Saudi Arabia has one of the largest road networks in the world covering more than 200,000 kilometers of roads, including 66,000 kilometers of roadways connecting major cities and providing access to railways, ports and airports. This vast and growing ground network benefits from 5,000 kilometers of highways and 6,000 km of bridges, providing extensive means to transport passengers and goods in and around the Kingdom.
Under the current development plan, Saudi Arabia has allocated a substantial sum to the creation and renovation of the Kingdom’s roadways, particularly its heavily used inner-city roads, intersections and bridges. Plans are scheduled to build over 3,500 kilometers of new roads, including 284 highways set to link the country’s main urban centers. Several ambitious projects are starting to take shape, such as the design and construction of Obhur Creek Bridge, located 20 kilometers from Jeddah. Plans for construction include eight lanes of road traffic, footpaths and two lanes of rail transit. KSA road projects are in full swing and are showing no signs of abating with an additional 2,200 kilometers of road construction planned for the next development phase beginning in 2020. Land freight transportation is forecast to boom due to increasing industrial activity and the expansion of e-commerce throughout the region.
Jeddah Corniche Tram PPP Project: the total length of the tram will be 15.6 kilometers and it will consist of 11 single cars and 15 stations.
Obhur Creek Bridge PPP Project: it is 2 kilometers long (360 meters creek crossing), 74 meters wide and 51 meters high. The Bridge will have eight lanes for cars (four in each direction) and will contain Jeddah metro Orange line.
Waterbuses & Ferries: MJC is looking to procure 26 waterbuses and planning to build four Ferry terminals.
Jeddah Bus Contract: 1000 buses to be acquired in two phases
Saudi Landbridge Railway
Ministry of Transport, www.mot.gov.sa
Invest Saudi, http://investsaudi.sa/en/
Saudi Ports Authority, www.mawani.gov.sa
General Authority for Civil Aviation, www.gaca.gov.sa
Saudi Railways Organization, www.saudirailways.org
Metro Jeddah Company, www.metrojedda.com.sa
For more information contact the following Commercial Specialists:
Anwar Shaqhan, U.S. Consulate General Jeddah, Email: Anwar.Shaqhan@trade.gov, Tel: +966-12-667-0080, Ext. 4259

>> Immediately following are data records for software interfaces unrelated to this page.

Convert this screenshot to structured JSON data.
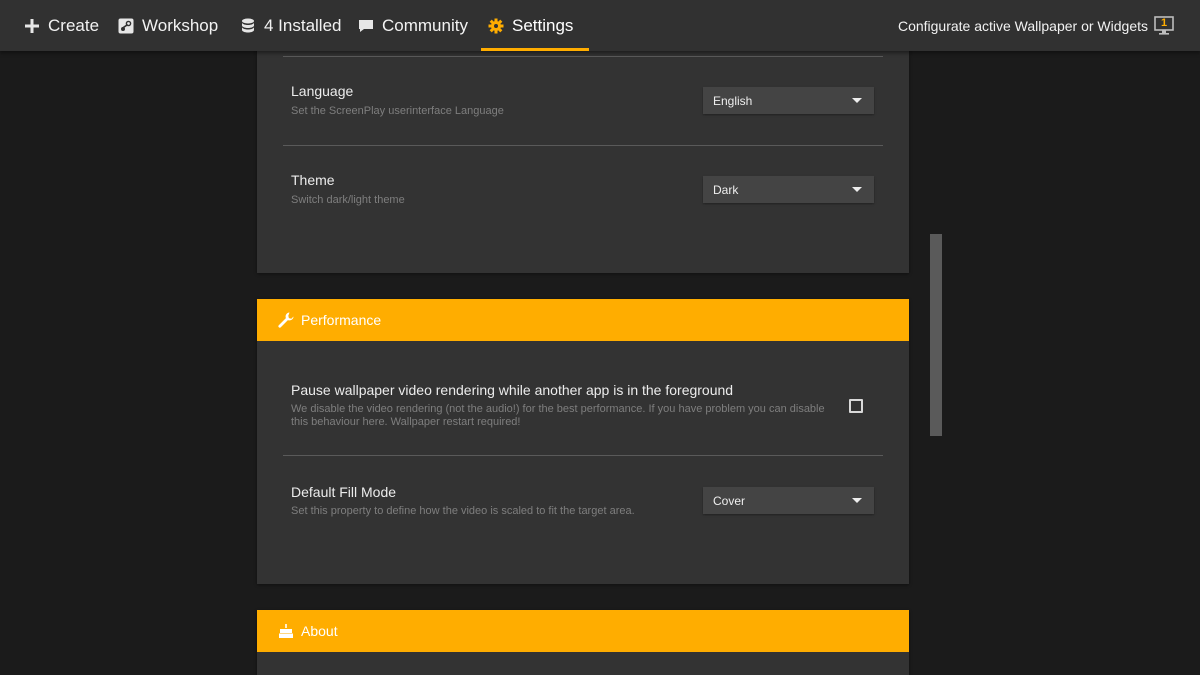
{
  "nav": {
    "create": "Create",
    "workshop": "Workshop",
    "installed": "4 Installed",
    "community": "Community",
    "settings": "Settings",
    "configure": "Configurate active Wallpaper or Widgets",
    "active_count": "1"
  },
  "general": {
    "language": {
      "title": "Language",
      "description": "Set the ScreenPlay userinterface Language",
      "value": "English"
    },
    "theme": {
      "title": "Theme",
      "description": "Switch dark/light theme",
      "value": "Dark"
    }
  },
  "performance": {
    "header": "Performance",
    "pause": {
      "title": "Pause wallpaper video rendering while another app is in the foreground",
      "description_line1": "We disable the video rendering (not the audio!) for the best performance. If you have problem you can disable",
      "description_line2": "this behaviour here. Wallpaper restart required!",
      "checked": false
    },
    "fill_mode": {
      "title": "Default Fill Mode",
      "description": "Set this property to define how the video is scaled to fit the target area.",
      "value": "Cover"
    }
  },
  "about": {
    "header": "About"
  },
  "colors": {
    "accent": "#ffad00",
    "navbar": "#313131",
    "card": "#333333",
    "background": "#1b1b1b"
  }
}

Zaina Konbaz, U.S. Embassy Riyadh, Email: Zaina.firstname.lastname@example.org, Tel: +966-11-488-3800, Ext. 4119
Saudi Arabia Distribution and Logistics Trade Development and Promotion